So the road back to the Super Bowl is going to be a tough one.  And if they played like they did against the Atlanta Falcons, they aren’t going to make it.

Teams will score.  It’s what the NFL wants to keep fans interested.  But the Seahawks need to become more imaginative on offense and corral the other teams big-name players and limit the amount of scoring.

Let’s hope the Falcon game serves as a wake-up call and gets these Hawks back on the right track.

Kam Chancellor – C’mon Man!

The Heart of The Legion of Boom
The Heart of The Legion of Boom

This isn’t going to be an article slamming Kam Chancellor or a plea to have the Seahawks give in and pay him what he wants.

To clear up any misconceptions on how I feel about Kam, let me say this:  He is my favorite player on the Seattle Seahawks.  I’m not one that would normally buy a player’s jersey…but before last year’s Super Bowl, I purchased #31’s off NFL.com and have no regrets.

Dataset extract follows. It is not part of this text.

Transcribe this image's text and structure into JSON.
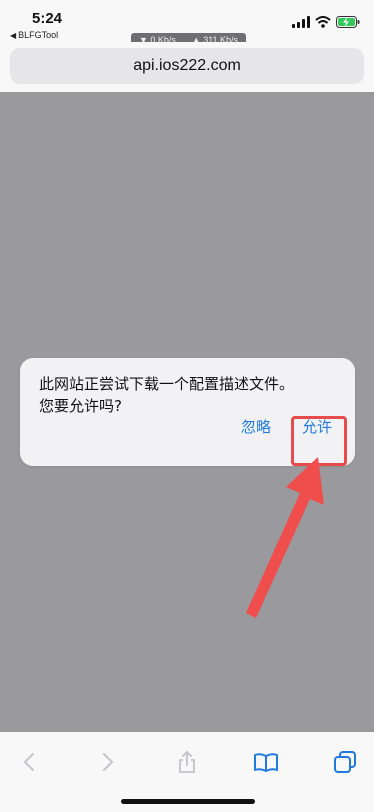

In 2013, Kam signed a 4 year deal worth over $28M dollars with a $5M signing bonus which, at that time, made him one of the highest-paid free safeties in the NFL.  I was happy the Seahawks locked up one of the best defensive backs to play the game and is a huge fan favorite.

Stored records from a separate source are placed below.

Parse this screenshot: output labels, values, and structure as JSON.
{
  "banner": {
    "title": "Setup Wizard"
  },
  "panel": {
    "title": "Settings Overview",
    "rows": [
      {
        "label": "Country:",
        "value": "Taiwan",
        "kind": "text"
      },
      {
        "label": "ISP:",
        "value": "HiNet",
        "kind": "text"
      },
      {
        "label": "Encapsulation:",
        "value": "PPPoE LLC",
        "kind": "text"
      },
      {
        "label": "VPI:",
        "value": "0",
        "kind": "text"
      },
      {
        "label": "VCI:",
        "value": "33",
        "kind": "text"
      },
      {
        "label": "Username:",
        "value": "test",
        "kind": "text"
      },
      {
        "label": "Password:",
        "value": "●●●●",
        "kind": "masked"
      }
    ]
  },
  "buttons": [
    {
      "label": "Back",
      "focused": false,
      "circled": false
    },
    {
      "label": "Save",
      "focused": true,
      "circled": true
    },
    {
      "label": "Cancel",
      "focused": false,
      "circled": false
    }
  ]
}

He is average salary is about $7M per year and is guaranteed $7.8M of the contract.  When Earl Thomas signed his $40M contract, he became the highest paid in the NFL…and with other signings, Kam is now the 8th highest paid.

The crux of the dispute is mostly based on Chancellor’s style of play.  We’ve all cheered his sacrifice of his body on some of the most devastating (and clean) hits he’s made on various players.  Vernon Davis is still hearing bells after Kam’s hit on him in the 2014 NFC Championship Game.

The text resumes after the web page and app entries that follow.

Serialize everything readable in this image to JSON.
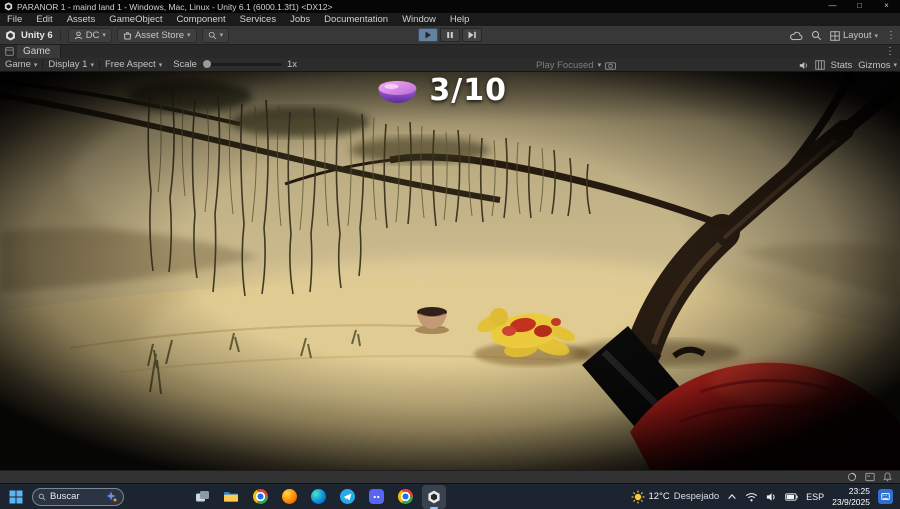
{
  "window": {
    "title": "PARANOR 1 - maind land 1 - Windows, Mac, Linux - Unity 6.1 (6000.1.3f1) <DX12>"
  },
  "icons": {
    "chevron_down": "▾",
    "more_vertical": "⋮",
    "minimize": "—",
    "maximize": "□",
    "close": "×"
  },
  "menubar": {
    "items": [
      "File",
      "Edit",
      "Assets",
      "GameObject",
      "Component",
      "Services",
      "Jobs",
      "Documentation",
      "Window",
      "Help"
    ]
  },
  "toolbar": {
    "version_label": "Unity 6",
    "account_label": "DC",
    "asset_store_label": "Asset Store",
    "layout_label": "Layout"
  },
  "game_tab": {
    "label": "Game"
  },
  "game_toolbar": {
    "view_menu": "Game",
    "display": "Display 1",
    "aspect": "Free Aspect",
    "scale_label": "Scale",
    "scale_value": "1x",
    "play_focused": "Play Focused",
    "stats_label": "Stats",
    "gizmos_label": "Gizmos"
  },
  "hud": {
    "counter": "3/10"
  },
  "taskbar": {
    "search_placeholder": "Buscar",
    "weather_temp": "12°C",
    "weather_desc": "Despejado",
    "language": "ESP",
    "time": "23:25",
    "date": "23/9/2025"
  },
  "colors": {
    "play_highlight": "#64829e",
    "hud_text": "#ffffff",
    "taskbar_badge": "#2f6fd0",
    "hud_bowl_pink": "#f2a0e8",
    "hud_bowl_purple": "#8a3fc0"
  }
}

Birth of the Legion of Boom
Birth of the Legion of Boom

I agree that Kam deserves to be paid more…but a contract was signed and he still has 3 years left on that contract.  Did he expect that no other players would get higher salaries in the coming years?

Just because he feels the Seahawks can pay him more since the team doled out big contracts to Russell Wilson, Earl Thomas, Richard Sherman and brought in Jimmy Graham?  Is it all about him feeling that he’s been shafted?

Sorry Kam, for the dude who has the biggest pair on the field, in this case, I’m going to have to say “grow a pair” and get your butt back on the field.  The team needs you…it needs your leadership and skills to stay as one of the elite defenses in the NFL.

Both you and Michael Bennett signed contracts that at the time, you both were very happy.  But now because some of your teammates got more later, your pissed because you both feel you’ve been taken advantage of?

Damn, I wish I could be taken advantage of at $7M per year.

Dude, think about this:  At the end of this contract, you will be 30 years old.  I’m pretty sure that with this contract, you and your family are going to be fairly secure.  I don’t see your name in the media breaking any laws nor have I ever heard your name for lavish spending…so I have to assume you are being smart with your money.

You will have at least one more big contract in your NFL career…it may be with the Seahawks or it may be with some other team but you will get paid…and probably way more that what you are asking for now.

End this dispute and honor the contract…get back on the field where you belong.  Set aside your stubborn pride and show the Seahawks and your team just what kind of player you are…and what kind of man you are:  I honor what I sign and what I say.

This doesn’t mean you’ve given in…it means that you came to the realization that this isn’t the time to do this.  The Hawks have the upper hand Kam.  They are ready and willing to move on without you.  Are you ready to move on without them?

You understand that if you decide to sit the season, it means you could be sitting out for 3 years since the Hawks hold you under contract.  Do you think after that any team would come near you?  Out of football for 3 years and expect a huge contract?  I don’t think so.

Coming back isn’t going to cause your teammates to lose their respect of you.  You have earned that 10 time over just by your play and the type of man you are.  You certainly won’t lose the respect of the fans…they want you back.

Kam, at this point, you are only hurting yourself.